An inactive Hellfire missile sent to Europe for training was inadvertently shipped to Cuba, where it has remained since 2014, sources familiar with the matter said Friday.
It is sensitive stuff:
But while it was not operational, the missile still contained sensitive American weapons technology, such as targeting and sensor information, that U.S. officials said would be concerning if it fell into the hands of adversaries.
But no worries, there's probably a really good excuse for Cuba's failure to respond to our requests.
Ah, here it is:
The sources said the U.S. has been trying for more than a year to get the Cuban government to return the missile. The delay could have been complicated by the attention paid to the historic thaw between the U.S. and Cuba last December, followed by the restoring of ties and opening of embassies in Washington and Havana this summer.

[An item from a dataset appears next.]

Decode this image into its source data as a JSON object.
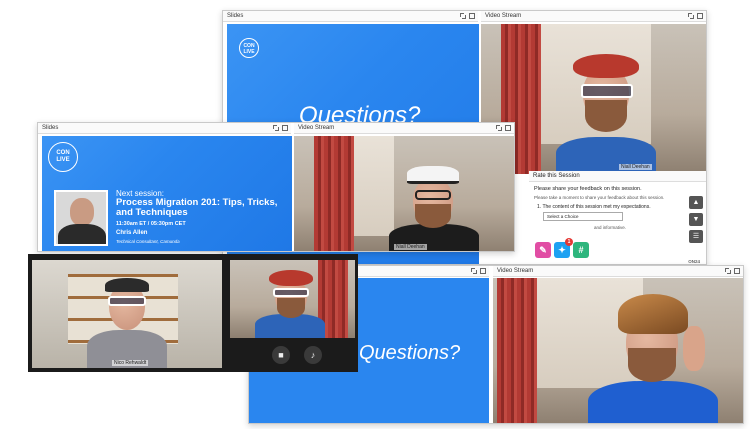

I spewed my beverage across my screen over that excuse.
Supposedly improved relations with communist Cuba explain why Cuba has not returned the missile to us.
This apparently made sense to that unnamed (for obvious reasons of reputation maintenance) source.
UPDATE: A mid-February bit of news:
"We can say, without speaking to specifics, that the inert training missile has been returned with the cooperation of the Cuban government," State Department spokesman Mark Toner said in a statement.
I wonder if the Cuba traded the missile for the planned presidential visit to Cuba?